Distinguished jurists have, on occasion, been even more skeptical of court uses of history. I once suggested to Justice Felix Frankfurter that the clause in the Constitution requiring that the President be "a natural born Citizen . . . of the United States" meant only that if a person was born out of wedlock (i.e. "naturally born") that person had to be a Citizen at birth to be eligible to be President. I did this jokingly, knowing that Frankfurter, like me, had been born abroad. I added, even more fancifully, that the clause was likely there to exclude from the Presidency the much admired, but also feared, Alexander Hamilton, who was said to be of "illegitimate" birth. The scholar-justice immediately answered, " I'll buy that," and then added — not in jest, I believe — "and anyway it's as good as most of what goes for history on this Court!"
Additionally, this sort of updating presents another problem, and one that is especially apparent in the context of the Twenty-First Amendment: It can leave state legislatures and lower federal courts with no firm understanding of what the law actually is. When one clear rule simply replaces a previous rule, the law is easy enough to understand. But when the High Court carves out one exception after another, it becomes difficult to know how any individual case should come out. From the vantage point of a court of appeals, the law frequently is fixed; and then we readily follow the Supreme Court. But in this area, absent a perfectly analogous case, we are all too frequently left to try to guess at the currently applicable rule from the Court's evolving jurisprudence, a jurisprudence that seems more focused on updating constitutional meaning than with principled judgments. To the student and teacher of the law, it appears clear that the meaning of the Twenty-First Amendment is changing. But it is difficult to know just how much the Supreme Court wants that amendment to evolve.
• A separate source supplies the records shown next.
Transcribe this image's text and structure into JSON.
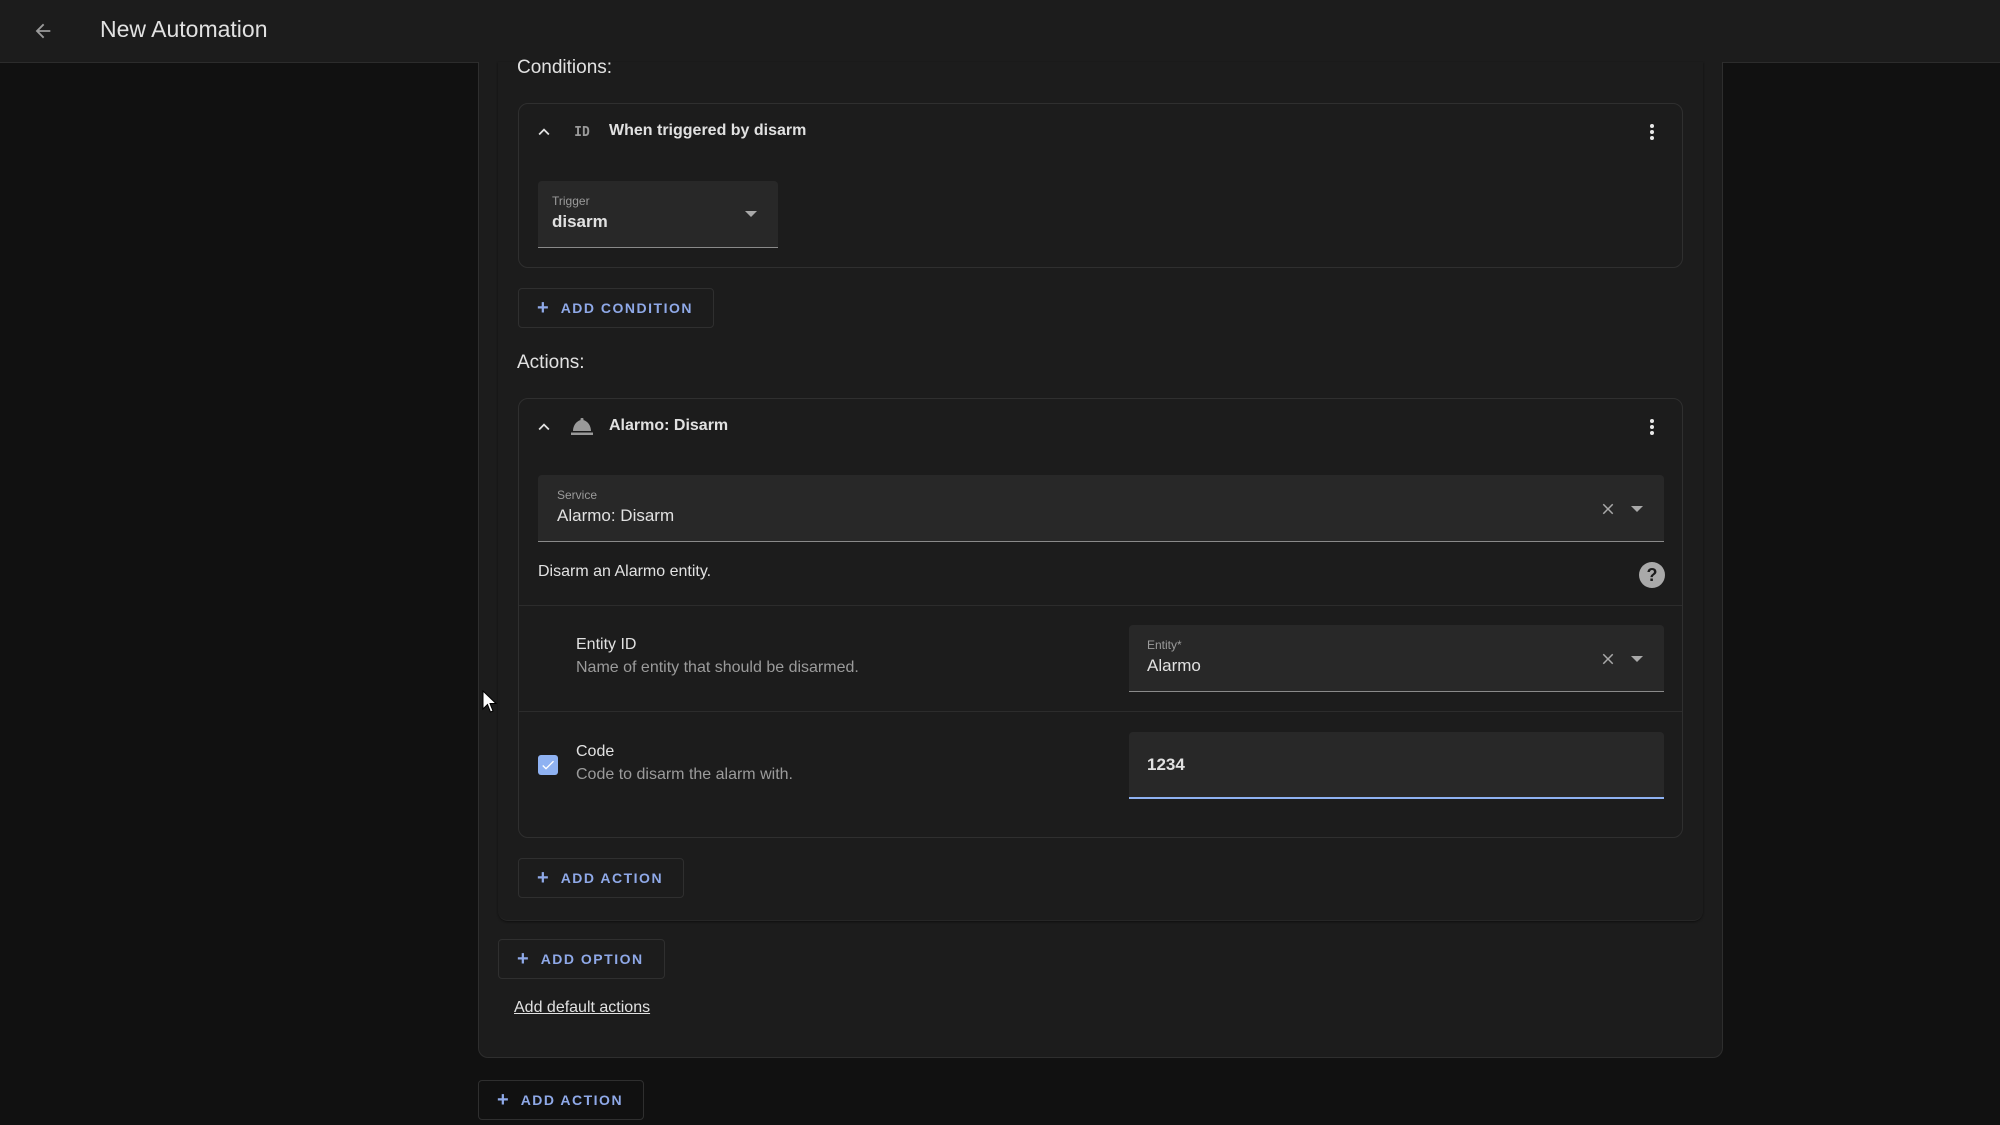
{
  "header": {
    "back_icon": "arrow-left-icon",
    "title": "New Automation"
  },
  "conditions": {
    "label": "Conditions:",
    "items": [
      {
        "icon": "id-icon",
        "icon_text": "ID",
        "title": "When triggered by disarm",
        "field": {
          "label": "Trigger",
          "value": "disarm"
        }
      }
    ],
    "add_button": "ADD CONDITION"
  },
  "actions": {
    "label": "Actions:",
    "items": [
      {
        "icon": "bell-icon",
        "title": "Alarmo: Disarm",
        "service_field": {
          "label": "Service",
          "value": "Alarmo: Disarm"
        },
        "description": "Disarm an Alarmo entity.",
        "params": [
          {
            "title": "Entity ID",
            "subtitle": "Name of entity that should be disarmed.",
            "field_label": "Entity*",
            "field_value": "Alarmo"
          },
          {
            "title": "Code",
            "subtitle": "Code to disarm the alarm with.",
            "checked": true,
            "field_value": "1234"
          }
        ]
      }
    ],
    "add_button": "ADD ACTION"
  },
  "option_footer": {
    "add_option_button": "ADD OPTION",
    "add_default_actions_link": "Add default actions"
  },
  "outer_add_action_button": "ADD ACTION",
  "colors": {
    "accent": "#8fa9e8",
    "checkbox": "#8fb2f2",
    "background": "#111111",
    "card": "#1c1c1c"
  }
}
This leaves lower courts in a difficult situation; we strive to interpret what the law "is" while knowing well that there is no "is" but only a direction. In such circumstances, the best that we can do is to look to the bulk of cases decided by the Supreme Court and read with special care its latest decision — at the moment, Granholm. For, while the general direction of Supreme Court jurisprudence has been toward prohibiting any discriminatory state regulation, it is not for our court to say how far or how fast we should move along that vector. As a result, we must look to the run of Supreme Court cases that have permitted broad state regulation, and then consider the existing exceptions, particularly those both described and limited in the recent controlling Granholm case, and, on that basis, decide.
When we do that, we can only come out one way. To be sure, the case before us could be viewed as merely a small step beyond Granholm. But, in fact, for the reasons ably given in Judge Wesley's opinion, to strike down the state law under review would, at the same time, require us to ignore too much of the background jurisprudence and to extend the trend well beyond Granholm while ignoring some of its most specific language.
An extension of this sort is not for us to make. Although one might well argue that some of the deeper updating notions underlying Granholm suggest that the Supreme Court will ultimately go further than it there did, we cannot decide the case before us on the basis of such prognostications. If the Supreme Court wishes further to meld the Twenty-First Amendment into the broad constitutional landscape, so be it. But unless and until it does, Judge Wesley's analysis seems to me to be exactly right, and I gladly join his opinion.